The silence, though, always returns. You are never going to be without it: whether it’s because you’re in the middle of a , or you’ve put a dozen things out there and are waiting several months for a reply. Whatever it is, the silence will come in spurts or in torrents, like rain. It is a fundamental part of a writer’s world. Now, if you are a person of colour, a queer writer, non-cisgender or fluid other – anybody who doesn’t fit into heteronormative white space – this experience is so much worse, so much harder to deal with, and so much more oppressive. Some days it will take on a physical weight, a silence like mountains, and crush you flat so you cannot even lift your head.

I wish I could tell you how to deal with this, but I’m still trying to figure it out. It’s going to set your whole body aching, I can tell you that much. Because you’ll be trying to be seen, and no one will want to see you. Because you’ll be trying to get heard, and no one will want to hear you. Because you’ll be trying to get paid, and no one will want to pay you. Sometimes, it will work out: you get approached or you do the approaching, there’s a brief flurry of exchanges and edits, then nothing. The silence, again. No one told me I would have this constant shadow following me around, a hushed veil through which the roar of the world is filtered into a muffled whisper.

It’s not all bad, as I mentioned. One of the advantages of getting to know yourself so well is that others seem distant and close all at once – it becomes harder to reach out, but easier to connect once you do. That might sound odd but think of it like this: it’s much simpler and safer to guide someone to a soft landing when you know the terrain better than anyone else. It’s getting through to the other side of silence – where this understanding lies – that is so difficult.

Nor is there an easy source to blame. Other editors and writers are grappling with their own strangling quiet, all of us only able to talk when we come up gasping for air – which is to say, infrequently. There’s a reason communication in the arts is so abysmal, and this lies at the heart of it: our sea-sawing mental health, the endless anxiety born of uncertainty, of not knowing when the next check is coming or where the next piece will end up if it ends up anywhere at all.

Too often, my room is a void and I feel this oceanic pressure against my ears, so I throw open my window just to hear the neighbours’ arguments on the wind, or the thrashing of trees, or the angry buzzing from wasps who have built a nest in the bricks of my home. Sometimes, even that is not enough. Because the silence is born of me, and nothing will satisfy it until I put fingers to keyboard and fill my room with beautiful noise.
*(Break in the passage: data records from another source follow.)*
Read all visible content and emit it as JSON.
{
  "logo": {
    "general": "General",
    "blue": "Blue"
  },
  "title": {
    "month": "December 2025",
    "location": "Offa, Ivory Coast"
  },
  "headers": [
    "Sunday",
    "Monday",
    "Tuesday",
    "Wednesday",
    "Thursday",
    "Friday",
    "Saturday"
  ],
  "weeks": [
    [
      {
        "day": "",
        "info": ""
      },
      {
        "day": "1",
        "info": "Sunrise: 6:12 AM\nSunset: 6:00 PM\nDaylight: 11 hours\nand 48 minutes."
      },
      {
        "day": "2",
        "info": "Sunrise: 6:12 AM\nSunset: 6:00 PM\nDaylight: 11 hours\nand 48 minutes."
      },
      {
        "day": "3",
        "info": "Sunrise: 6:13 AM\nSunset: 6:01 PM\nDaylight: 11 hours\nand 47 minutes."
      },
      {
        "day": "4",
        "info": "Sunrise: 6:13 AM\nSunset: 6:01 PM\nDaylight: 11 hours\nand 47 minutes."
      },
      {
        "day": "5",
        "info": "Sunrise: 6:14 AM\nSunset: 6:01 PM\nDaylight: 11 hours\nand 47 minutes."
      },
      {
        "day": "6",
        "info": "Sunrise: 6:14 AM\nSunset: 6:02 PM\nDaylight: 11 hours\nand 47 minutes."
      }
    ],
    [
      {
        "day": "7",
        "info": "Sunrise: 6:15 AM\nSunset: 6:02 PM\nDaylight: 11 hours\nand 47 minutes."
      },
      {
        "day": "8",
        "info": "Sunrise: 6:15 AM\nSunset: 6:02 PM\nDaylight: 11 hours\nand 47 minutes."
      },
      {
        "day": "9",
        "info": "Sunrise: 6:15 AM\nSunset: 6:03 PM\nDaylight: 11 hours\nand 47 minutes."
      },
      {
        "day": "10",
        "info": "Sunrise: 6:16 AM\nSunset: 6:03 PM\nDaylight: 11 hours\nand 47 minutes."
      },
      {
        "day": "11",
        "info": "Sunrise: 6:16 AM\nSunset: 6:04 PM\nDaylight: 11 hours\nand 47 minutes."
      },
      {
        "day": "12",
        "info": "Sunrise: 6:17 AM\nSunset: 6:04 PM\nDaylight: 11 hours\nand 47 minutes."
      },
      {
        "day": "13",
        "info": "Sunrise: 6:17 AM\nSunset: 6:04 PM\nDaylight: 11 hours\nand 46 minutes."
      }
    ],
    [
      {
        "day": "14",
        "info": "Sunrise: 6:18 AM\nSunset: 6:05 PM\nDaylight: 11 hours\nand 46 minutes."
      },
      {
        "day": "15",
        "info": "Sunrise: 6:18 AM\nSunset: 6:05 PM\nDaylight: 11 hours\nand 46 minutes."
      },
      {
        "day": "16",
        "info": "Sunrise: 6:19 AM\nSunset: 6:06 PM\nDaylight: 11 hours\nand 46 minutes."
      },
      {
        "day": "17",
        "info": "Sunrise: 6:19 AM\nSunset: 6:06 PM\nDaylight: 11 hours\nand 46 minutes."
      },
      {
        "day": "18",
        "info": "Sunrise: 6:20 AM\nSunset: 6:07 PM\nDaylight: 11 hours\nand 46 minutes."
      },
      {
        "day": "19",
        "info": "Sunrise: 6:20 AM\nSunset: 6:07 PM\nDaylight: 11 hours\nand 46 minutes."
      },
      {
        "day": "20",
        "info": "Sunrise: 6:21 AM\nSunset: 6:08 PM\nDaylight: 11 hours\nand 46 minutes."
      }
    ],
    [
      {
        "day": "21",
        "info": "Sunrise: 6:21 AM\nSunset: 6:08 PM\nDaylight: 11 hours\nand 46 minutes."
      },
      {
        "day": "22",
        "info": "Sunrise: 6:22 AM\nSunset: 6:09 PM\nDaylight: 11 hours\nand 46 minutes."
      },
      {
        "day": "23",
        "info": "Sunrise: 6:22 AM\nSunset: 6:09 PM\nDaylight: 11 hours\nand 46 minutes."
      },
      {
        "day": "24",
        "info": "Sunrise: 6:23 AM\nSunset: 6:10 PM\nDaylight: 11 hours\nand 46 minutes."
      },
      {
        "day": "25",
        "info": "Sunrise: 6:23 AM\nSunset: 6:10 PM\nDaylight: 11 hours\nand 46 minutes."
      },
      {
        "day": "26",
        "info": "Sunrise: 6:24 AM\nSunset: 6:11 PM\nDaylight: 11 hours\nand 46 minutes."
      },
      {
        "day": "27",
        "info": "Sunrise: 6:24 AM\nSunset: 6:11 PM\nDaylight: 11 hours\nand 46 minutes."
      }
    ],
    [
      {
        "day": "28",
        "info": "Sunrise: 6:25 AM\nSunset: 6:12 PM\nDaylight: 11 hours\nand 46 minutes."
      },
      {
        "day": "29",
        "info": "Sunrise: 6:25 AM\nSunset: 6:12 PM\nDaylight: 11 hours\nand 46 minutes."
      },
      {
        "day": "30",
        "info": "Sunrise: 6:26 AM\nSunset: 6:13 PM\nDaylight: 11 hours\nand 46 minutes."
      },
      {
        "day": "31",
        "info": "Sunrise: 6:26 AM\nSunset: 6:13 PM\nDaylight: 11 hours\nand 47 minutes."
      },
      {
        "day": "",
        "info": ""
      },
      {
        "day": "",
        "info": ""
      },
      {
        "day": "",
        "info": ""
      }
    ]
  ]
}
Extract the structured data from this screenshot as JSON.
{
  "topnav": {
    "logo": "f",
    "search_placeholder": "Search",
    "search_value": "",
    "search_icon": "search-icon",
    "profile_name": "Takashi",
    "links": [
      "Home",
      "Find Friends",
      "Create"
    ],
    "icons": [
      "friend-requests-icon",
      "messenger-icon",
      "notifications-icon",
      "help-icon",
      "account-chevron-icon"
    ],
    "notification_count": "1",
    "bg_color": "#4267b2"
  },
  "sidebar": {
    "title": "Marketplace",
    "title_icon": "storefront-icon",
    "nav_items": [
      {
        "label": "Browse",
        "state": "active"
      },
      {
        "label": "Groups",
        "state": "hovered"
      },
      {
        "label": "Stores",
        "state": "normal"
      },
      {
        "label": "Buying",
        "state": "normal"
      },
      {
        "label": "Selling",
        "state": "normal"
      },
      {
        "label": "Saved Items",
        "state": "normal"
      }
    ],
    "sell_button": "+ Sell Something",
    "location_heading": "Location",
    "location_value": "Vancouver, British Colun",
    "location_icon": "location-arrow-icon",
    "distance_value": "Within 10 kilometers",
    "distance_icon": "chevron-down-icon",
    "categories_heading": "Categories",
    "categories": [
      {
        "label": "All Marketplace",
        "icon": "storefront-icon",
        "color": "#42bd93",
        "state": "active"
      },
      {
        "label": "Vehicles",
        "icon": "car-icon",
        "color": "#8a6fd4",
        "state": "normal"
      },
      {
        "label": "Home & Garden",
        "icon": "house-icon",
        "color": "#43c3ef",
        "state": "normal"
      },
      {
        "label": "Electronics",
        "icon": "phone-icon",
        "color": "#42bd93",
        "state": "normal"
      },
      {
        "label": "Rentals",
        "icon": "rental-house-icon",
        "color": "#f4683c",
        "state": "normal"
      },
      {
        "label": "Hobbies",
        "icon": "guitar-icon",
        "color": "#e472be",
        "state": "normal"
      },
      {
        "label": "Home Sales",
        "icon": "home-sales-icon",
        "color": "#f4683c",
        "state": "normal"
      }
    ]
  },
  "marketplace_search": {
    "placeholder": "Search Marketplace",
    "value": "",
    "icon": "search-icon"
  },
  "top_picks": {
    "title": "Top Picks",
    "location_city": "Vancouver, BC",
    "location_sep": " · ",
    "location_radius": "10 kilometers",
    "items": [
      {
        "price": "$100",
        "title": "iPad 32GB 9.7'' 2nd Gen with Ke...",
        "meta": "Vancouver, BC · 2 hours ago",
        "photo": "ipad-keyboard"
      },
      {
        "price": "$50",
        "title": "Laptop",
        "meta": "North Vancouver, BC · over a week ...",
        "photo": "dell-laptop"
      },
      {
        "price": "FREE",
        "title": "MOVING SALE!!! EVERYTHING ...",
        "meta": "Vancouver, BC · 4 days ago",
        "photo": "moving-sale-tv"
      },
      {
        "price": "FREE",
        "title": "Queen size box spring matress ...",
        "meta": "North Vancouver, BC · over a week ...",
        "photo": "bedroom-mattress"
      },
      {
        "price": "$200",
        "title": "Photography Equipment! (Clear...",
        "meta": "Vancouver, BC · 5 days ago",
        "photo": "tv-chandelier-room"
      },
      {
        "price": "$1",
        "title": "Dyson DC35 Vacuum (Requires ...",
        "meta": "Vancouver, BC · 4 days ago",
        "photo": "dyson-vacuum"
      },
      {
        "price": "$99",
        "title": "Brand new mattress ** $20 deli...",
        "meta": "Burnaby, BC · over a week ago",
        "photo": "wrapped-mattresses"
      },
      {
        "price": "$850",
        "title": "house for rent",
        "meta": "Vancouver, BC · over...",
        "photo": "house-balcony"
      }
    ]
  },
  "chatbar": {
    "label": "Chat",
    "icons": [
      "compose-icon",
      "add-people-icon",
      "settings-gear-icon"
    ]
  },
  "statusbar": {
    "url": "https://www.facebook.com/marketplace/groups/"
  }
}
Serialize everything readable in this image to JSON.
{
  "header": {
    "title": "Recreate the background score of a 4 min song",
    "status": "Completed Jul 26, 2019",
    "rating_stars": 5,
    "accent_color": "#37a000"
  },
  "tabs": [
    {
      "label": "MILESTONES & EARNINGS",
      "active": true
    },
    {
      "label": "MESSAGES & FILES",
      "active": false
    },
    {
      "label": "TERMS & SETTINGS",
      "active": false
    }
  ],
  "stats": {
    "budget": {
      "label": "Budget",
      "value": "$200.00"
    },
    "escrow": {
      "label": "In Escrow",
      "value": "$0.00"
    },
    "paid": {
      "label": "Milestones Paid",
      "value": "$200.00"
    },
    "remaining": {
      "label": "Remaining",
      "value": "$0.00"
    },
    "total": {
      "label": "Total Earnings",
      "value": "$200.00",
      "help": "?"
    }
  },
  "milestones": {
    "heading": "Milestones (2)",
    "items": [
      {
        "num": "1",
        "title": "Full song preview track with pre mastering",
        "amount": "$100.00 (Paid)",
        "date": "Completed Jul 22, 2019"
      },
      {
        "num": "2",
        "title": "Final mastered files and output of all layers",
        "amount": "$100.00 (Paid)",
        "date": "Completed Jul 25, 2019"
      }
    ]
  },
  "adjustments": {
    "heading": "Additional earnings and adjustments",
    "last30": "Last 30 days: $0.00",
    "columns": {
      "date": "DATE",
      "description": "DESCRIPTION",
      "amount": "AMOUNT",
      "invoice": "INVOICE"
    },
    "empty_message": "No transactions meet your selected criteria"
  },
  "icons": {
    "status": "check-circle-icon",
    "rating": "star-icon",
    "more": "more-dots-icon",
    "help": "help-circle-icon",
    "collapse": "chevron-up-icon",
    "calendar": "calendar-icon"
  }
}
Omar J. Sakr is an Arab Australian poet whose work has appeared or is forthcoming in Meanjin, Overland, Cordite Poetry Review and Kill Your Darlings, among others. He was recently shortlisted for the Judith Wright Poetry Prize and the ACU Poetry Prize.